* Component data from apps and pages:
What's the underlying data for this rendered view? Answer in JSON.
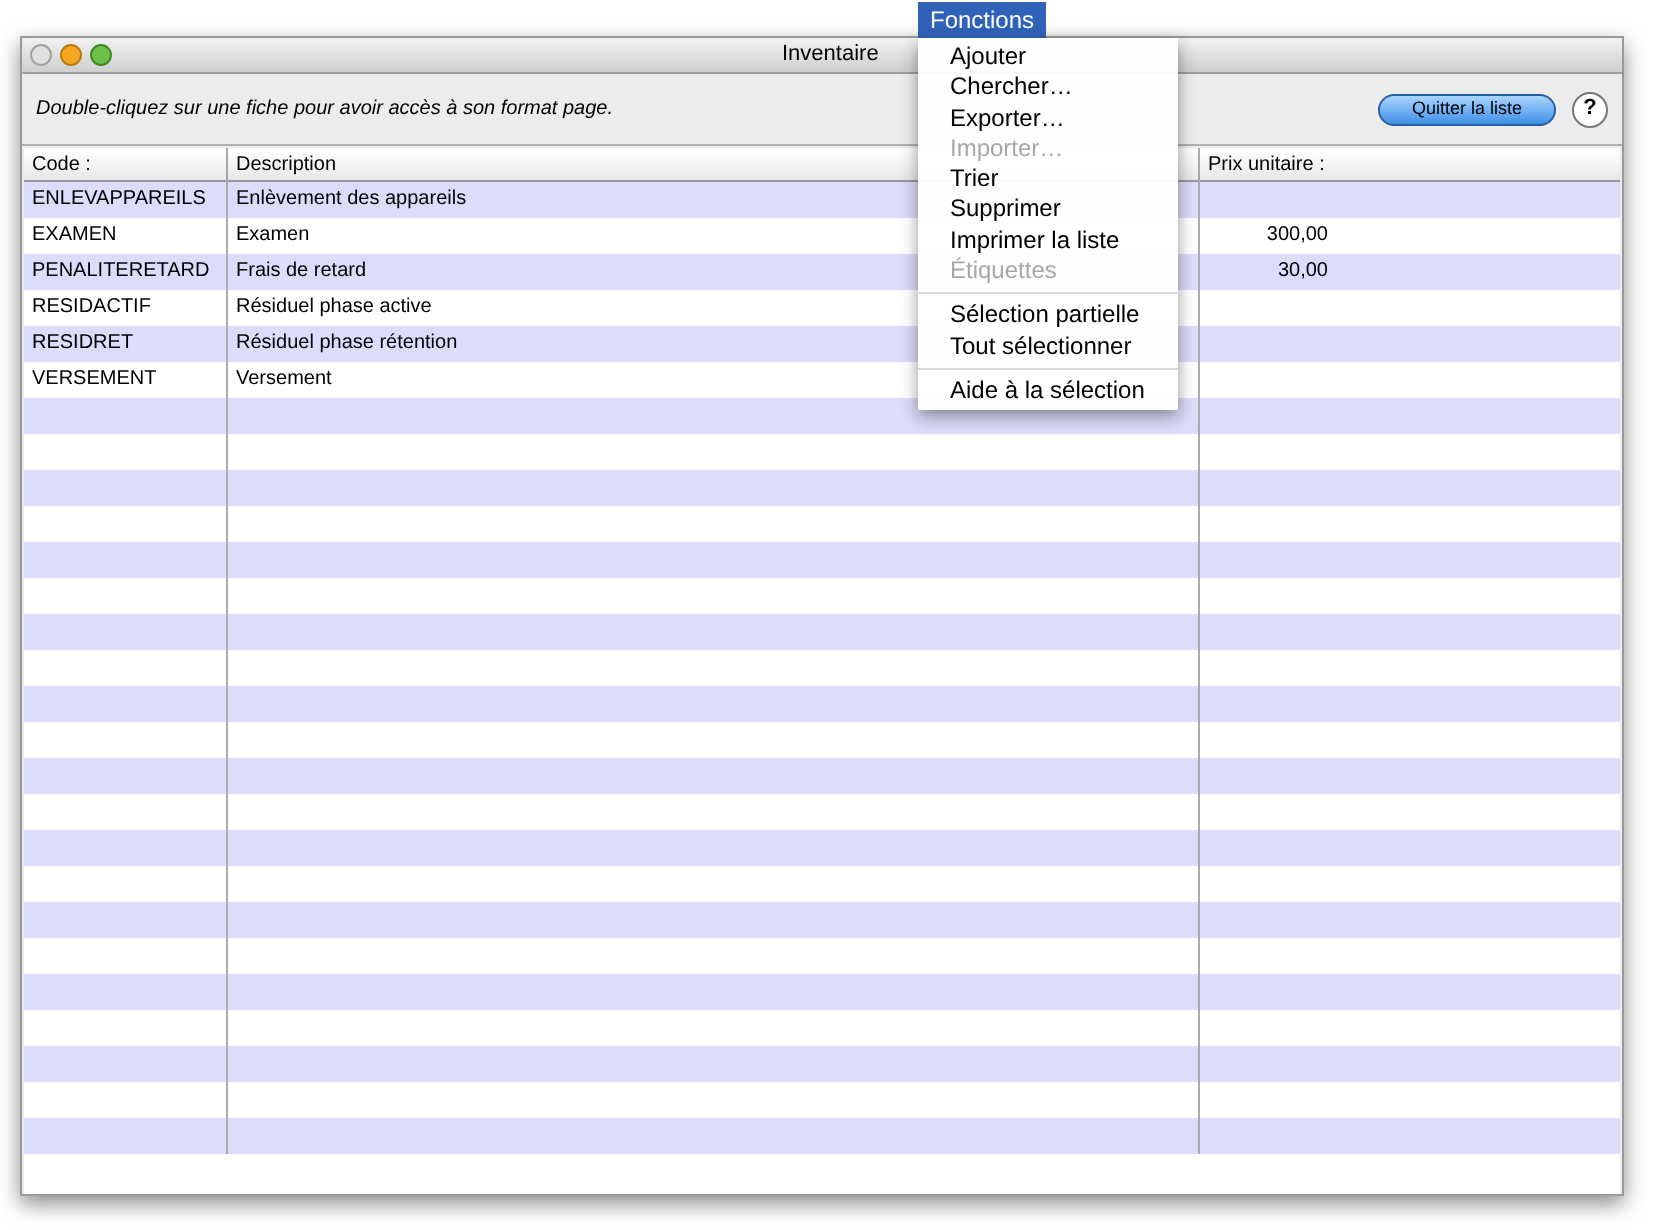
{
  "menu_bar": {
    "label": "Fonctions",
    "selected": true
  },
  "window": {
    "title": "Inventaire"
  },
  "toolbar": {
    "hint": "Double-cliquez sur une fiche pour avoir accès à son format page.",
    "quit_button": "Quitter la liste",
    "help_button": "?"
  },
  "table": {
    "columns": [
      "Code :",
      "Description",
      "Prix unitaire :"
    ],
    "rows": [
      {
        "code": "ENLEVAPPAREILS",
        "description": "Enlèvement des appareils"
      },
      {
        "code": "EXAMEN",
        "description": "Examen",
        "price": "300,00"
      },
      {
        "code": "PENALITERETARD",
        "description": "Frais de retard",
        "price": "30,00"
      },
      {
        "code": "RESIDACTIF",
        "description": "Résiduel phase active"
      },
      {
        "code": "RESIDRET",
        "description": "Résiduel phase rétention"
      },
      {
        "code": "VERSEMENT",
        "description": "Versement"
      }
    ]
  },
  "menu": {
    "groups": [
      [
        {
          "label": "Ajouter",
          "disabled": false
        },
        {
          "label": "Chercher…",
          "disabled": false
        },
        {
          "label": "Exporter…",
          "disabled": false
        },
        {
          "label": "Importer…",
          "disabled": true
        },
        {
          "label": "Trier",
          "disabled": false
        },
        {
          "label": "Supprimer",
          "disabled": false
        },
        {
          "label": "Imprimer la liste",
          "disabled": false
        },
        {
          "label": "Étiquettes",
          "disabled": true
        }
      ],
      [
        {
          "label": "Sélection partielle",
          "disabled": false
        },
        {
          "label": "Tout sélectionner",
          "disabled": false
        }
      ],
      [
        {
          "label": "Aide à la sélection",
          "disabled": false
        }
      ]
    ]
  }
}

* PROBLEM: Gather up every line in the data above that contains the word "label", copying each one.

* PROBLEM SOLUTION:
    "label": "Fonctions",
          "label": "Ajouter",
          "label": "Chercher…",
          "label": "Exporter…",
          "label": "Importer…",
          "label": "Trier",
          "label": "Supprimer",
          "label": "Imprimer la liste",
          "label": "Étiquettes",
          "label": "Sélection partielle",
          "label": "Tout sélectionner",
          "label": "Aide à la sélection",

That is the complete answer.